Susan at Stony River said...

What a wonderful summer day! I'm glad the 'right' team won LOL, and that you had a soaring sort of moment to go along with all the *ahem* you've been facing before.

Thanks for posting about the whole thing--now I feel like I went out and had a good time today, instead of digging dirt and planting flowers. Which was fun too in its way, but you know, *yawn*. LOL

the broken down barman said...

i am very anti american, as you might have noticed. one thing i cannot argue with, though, is the pride everyday Americans have for their country. this i cannot argue with. i love it!! i just hate the politics and businesses behind the America i see.

lovely story, as always. x x

shug said...

I like the idea of mobile S and M units touring the countryside.

You describe things so vividly it's usually like being present.

I think in cynical old Europe overt displays of hand over heart patriotism such as routinely happen in the USA send a shudder down the spine. I think you have more of a 'my country right or wrong' attitude than we have.

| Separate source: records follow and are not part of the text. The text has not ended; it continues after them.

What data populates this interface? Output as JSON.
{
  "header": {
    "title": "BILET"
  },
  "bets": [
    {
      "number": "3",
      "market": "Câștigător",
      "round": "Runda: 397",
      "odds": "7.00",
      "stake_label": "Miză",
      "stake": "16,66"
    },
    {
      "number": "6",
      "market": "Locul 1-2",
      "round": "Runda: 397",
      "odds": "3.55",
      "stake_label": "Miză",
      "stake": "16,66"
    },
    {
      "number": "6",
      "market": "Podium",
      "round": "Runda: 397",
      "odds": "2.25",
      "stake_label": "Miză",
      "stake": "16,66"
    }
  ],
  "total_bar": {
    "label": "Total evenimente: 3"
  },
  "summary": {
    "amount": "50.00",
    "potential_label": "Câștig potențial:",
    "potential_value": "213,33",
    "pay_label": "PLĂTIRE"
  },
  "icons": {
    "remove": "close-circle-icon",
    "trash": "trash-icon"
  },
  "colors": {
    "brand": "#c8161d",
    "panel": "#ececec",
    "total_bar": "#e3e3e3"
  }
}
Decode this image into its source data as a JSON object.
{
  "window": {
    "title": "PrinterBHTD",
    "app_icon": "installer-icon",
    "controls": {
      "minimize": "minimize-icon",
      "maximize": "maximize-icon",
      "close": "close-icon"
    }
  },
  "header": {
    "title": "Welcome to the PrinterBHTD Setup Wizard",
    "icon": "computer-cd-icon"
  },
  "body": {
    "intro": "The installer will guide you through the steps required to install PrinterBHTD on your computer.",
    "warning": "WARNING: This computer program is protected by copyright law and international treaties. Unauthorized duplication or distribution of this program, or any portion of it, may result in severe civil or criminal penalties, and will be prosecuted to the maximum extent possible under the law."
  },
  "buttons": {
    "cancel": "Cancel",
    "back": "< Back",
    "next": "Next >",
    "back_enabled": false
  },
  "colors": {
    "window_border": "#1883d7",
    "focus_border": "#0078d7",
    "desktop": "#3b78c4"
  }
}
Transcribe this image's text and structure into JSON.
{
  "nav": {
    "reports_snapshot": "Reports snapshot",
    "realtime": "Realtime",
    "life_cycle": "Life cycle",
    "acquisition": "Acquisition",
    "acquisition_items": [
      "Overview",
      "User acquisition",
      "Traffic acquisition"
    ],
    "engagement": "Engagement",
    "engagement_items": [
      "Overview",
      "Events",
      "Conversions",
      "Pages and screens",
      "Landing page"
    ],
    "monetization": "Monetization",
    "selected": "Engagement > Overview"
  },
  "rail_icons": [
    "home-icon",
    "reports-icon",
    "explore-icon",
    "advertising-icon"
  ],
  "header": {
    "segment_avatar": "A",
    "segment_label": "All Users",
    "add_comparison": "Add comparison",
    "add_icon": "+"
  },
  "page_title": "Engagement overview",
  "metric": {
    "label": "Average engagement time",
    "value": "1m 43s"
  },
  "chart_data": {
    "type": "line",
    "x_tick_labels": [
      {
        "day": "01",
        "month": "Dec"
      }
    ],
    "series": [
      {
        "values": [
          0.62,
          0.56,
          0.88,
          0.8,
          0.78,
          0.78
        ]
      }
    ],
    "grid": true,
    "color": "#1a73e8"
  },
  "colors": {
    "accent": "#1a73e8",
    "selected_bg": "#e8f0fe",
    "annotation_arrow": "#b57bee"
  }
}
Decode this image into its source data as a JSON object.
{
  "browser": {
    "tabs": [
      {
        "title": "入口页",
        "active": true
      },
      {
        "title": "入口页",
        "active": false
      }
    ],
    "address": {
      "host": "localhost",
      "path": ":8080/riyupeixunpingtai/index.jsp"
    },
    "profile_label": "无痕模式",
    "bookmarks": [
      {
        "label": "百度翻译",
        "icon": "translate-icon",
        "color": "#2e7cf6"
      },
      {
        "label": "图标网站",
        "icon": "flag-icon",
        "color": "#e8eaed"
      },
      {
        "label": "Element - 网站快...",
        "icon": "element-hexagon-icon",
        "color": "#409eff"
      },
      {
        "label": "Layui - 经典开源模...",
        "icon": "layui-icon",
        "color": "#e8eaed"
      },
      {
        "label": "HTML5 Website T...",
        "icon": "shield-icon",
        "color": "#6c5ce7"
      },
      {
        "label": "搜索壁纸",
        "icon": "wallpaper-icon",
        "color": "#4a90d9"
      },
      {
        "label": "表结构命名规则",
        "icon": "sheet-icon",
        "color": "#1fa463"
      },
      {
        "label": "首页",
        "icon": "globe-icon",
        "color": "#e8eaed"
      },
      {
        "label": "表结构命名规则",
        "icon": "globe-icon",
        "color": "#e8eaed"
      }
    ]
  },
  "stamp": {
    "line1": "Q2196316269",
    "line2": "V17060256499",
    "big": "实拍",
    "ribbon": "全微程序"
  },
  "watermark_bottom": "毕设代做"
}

Would I be right or am I talking crap as usual?

Bill ~ {The Old Fart} said...

Gee, I only thought Ignorant Drivers tried to take on Buses. Glad you had a wonderful outing, you described in wonderful detail of your day. I wonder where manners have got to, and it surprises some when I thank them when they get on my bus. Hmmm, maybe there is hope for us yet.

Great Post.

NitWit1 said...

What a wonderful post, especially the anthem part. I am an old fogie I guess as I have always placed hand over heart. Besides I am married to a retired military veteran. I am not allowed to discard a miniature flag. All flags go to VFW for proper "laid to rest" ceremonies.

hope said...

Thanks Eryl. I wasn't overjoyed about being "volunteered" originally, but the girls' enthusiasm was contagious!

Map...I await your return. With a grin.

Susan, planting flowers is more like my idea of fun, but just seeing kids enthused about something as traditional as softball was a joy to behold. And there wasn't a hand held computer game to be found!

Barman, I think there are probably lots of folks who declare themselves "anti-American" who, in reality, aren't. You see it's the politicians and their decisions which created that term. The "average" American is quite likable...and most of us detest the same thing about America which you do: politicians using our good name to further their own agendas. That's okay, they keep running, and I'll keep voting them out of office until that term disappears. :)

Shug, sort of the same as I told the Barman: our politicians are lousy P.R. agents for our country. They like to get us into things we have no business in, then act as if they're all knowing. Guess the Emperors don't realize they're naked. :) I do wonder sometimes though, if America being such a "young" country when compared to yours is why our patriotism is still worn on our sleeves...or over our hearts?

Bill, I once told someone I use "please, thank you" and good manners because I was taught to do so. Sometimes I wonder if, to be honest, I don't get a somewhat perverse thrill in watching someone's reaction to the fact I know what manners are...and I'm not afraid to use them. ;)

NitWit1, I look at it this way. If no one cares enough to be patriotic at least occasionally, our country is doomed. America was founded on great principles, even if our politicians have done their damnedest to undo that sometimes. Oh who am I kidding? I'll always believe Good wins over Evil....even when I'm 112 and know better. :)

Peggy said...


You wrote a perfect slice of Americana...I loved your discription of the masses when the National Antham started...brings a patriotic tear to my eye.
I remember my kids playing baseball and at the end of the season there were tournaments at a huge field with all the famfair that you discribe. It was always the hottest days of the year.(maybe it just seemed that way to me) and we spent DAYS there. My boys loved it and my daughter spent her time riding on my husbands shoulders singing "we want a hit" over and over. Thanks for bringing back beautiful tender memories!!!!

hope said...

Peggy...I think baseball/softball is such an ingrained sport with American childhood that it tugs at more than just patriotic heartstrings. :)

Dr.John said...

There are still lots of us left that respect the Flag. It was good to read of the respect shown there. This was a wonderful post.